Walter Lee Younger is a young man struggling with his station in life. Sharing a tiny apartment with his wife, son, sister and mother, he seems like an imprisoned man. Until, that is, the family gets an unexpected financial windfall...Written by
Greg Bruno <firstname.lastname@example.org>
The play was originally brought to Sidney Poitier's attention by an old friend, Philip Rose, who would also produce the movie. The play was inspired by playwright Lorraine Hansberry's family's purchase of a house in an all-white Chicago neighborhood. (The community's reaction resulted in Hansberry vs. Lee, one of the most important housing cases to ever reach the Supreme Court.) Poitier was overwhelmed by the power of the material and was happy to play in it. It's been said that "A Raisin In The Sun" would never have been done if Poitier had not agreed to appear in it. See more »
A newspaper Beneatha reads in the first scene includes a headline about an event that happened in July 1960, but Travis has just left for school. Public schools would have been in summer recess in July. Also, it isn't dark in Chicago at 5 o'clock in July. That would only happen October to January, and nobody is seen wearing cold weather jackets, etc.. Also, the calendar in the kitchen does have 31 days, but starts on a Wednesday. July 1960 started on a Friday. See more »
Walter Lee Younger:
[to George Murchison, Beneatha's date]
How come all you college boys wear them faggoty-looking white shoes?
See more »
The cast was usually amazing, in this simple, but compelling story.
The actors in this movie are great actors. That could be said for every one of them. They all knew exactly what to do with the script from their previous work on the stage play version. Unfortunately, when their face is blown up 10 times on the big screen, so are their actions, and some scenes, because of this, come off a little too over the top dramatic than they should be realistically. The story is a simple one, but actually pretty interesting, and most of the time this is entertaining to watch.
The Younger family has just lost a member. Lena "Momma" Younger's (Claudia McNeil) husband died, and because of this the government is giving the family 10,000 dollars. Momma wants to buy a house and move the family out of their tiny apartment into a nice white neighborhood. Walter (Sidney Potier) has the dream of taking the money to start a liquor store. Beneatha (Diana Sands) wants to go to college on this money. The family has problems, and though no real plot is apparent, the characters make the film.
The direction on this is great. The music only adds to it, and helps out greatly in scenes trying to be dramatic. The actors play the scenes off well usually, though as stated earlier, a few times they almost come off campy instead of serious and dramatic. Most of the time this wasn't the case though, and these actor's performances shouldn't be nitpicked like I'm doing, and most won't even notice the over the top goofiness. The writing is very good, and is straight out of the play. The entertainment value is high, though some scenes seem to drag, another better scene generally follows.

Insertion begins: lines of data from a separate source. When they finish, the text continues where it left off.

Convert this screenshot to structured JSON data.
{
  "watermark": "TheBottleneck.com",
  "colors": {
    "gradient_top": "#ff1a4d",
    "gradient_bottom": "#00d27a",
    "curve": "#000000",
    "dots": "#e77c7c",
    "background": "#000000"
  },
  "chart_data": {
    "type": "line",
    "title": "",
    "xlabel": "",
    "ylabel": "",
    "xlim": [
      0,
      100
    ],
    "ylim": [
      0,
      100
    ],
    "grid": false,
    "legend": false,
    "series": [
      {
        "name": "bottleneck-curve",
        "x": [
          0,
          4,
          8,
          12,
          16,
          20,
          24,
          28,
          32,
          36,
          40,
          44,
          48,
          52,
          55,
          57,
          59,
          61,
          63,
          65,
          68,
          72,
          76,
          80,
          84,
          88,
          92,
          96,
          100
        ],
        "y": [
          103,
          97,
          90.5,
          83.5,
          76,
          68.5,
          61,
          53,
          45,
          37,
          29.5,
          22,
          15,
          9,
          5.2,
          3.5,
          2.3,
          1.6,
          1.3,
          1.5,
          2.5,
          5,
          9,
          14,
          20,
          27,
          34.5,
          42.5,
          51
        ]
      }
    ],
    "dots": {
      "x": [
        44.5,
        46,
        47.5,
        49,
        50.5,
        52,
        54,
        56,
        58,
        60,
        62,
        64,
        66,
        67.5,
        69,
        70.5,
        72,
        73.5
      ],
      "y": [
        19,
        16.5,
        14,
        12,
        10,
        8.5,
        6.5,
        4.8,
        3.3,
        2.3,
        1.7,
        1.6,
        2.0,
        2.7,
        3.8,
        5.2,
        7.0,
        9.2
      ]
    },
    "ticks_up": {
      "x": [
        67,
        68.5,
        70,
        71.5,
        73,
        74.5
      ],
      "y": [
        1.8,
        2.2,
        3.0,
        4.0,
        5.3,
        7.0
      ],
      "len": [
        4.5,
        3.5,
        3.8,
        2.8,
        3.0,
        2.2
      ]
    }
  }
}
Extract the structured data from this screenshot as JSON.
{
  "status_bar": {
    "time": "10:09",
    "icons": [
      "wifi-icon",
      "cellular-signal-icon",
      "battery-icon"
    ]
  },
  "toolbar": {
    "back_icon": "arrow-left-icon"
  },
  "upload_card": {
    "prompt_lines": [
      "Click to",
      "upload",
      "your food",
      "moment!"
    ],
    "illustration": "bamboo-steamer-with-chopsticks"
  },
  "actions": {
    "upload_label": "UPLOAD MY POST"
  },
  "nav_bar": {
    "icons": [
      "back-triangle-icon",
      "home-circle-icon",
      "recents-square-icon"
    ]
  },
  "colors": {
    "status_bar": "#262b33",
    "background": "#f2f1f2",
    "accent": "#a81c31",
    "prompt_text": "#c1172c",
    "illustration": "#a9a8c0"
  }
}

Overall, this is not a masterpiece. The play is good, the acting is great, the cheese level is fairly low, and Raisin has a true human touch to it that makes the audience feel for these poor characters, and it's a very hard trait to emulate.
My rating: *** out of ****. 120 mins. PG for violence.
15 of 19 people found this review helpful.
Was this review helpful to you?
| Report this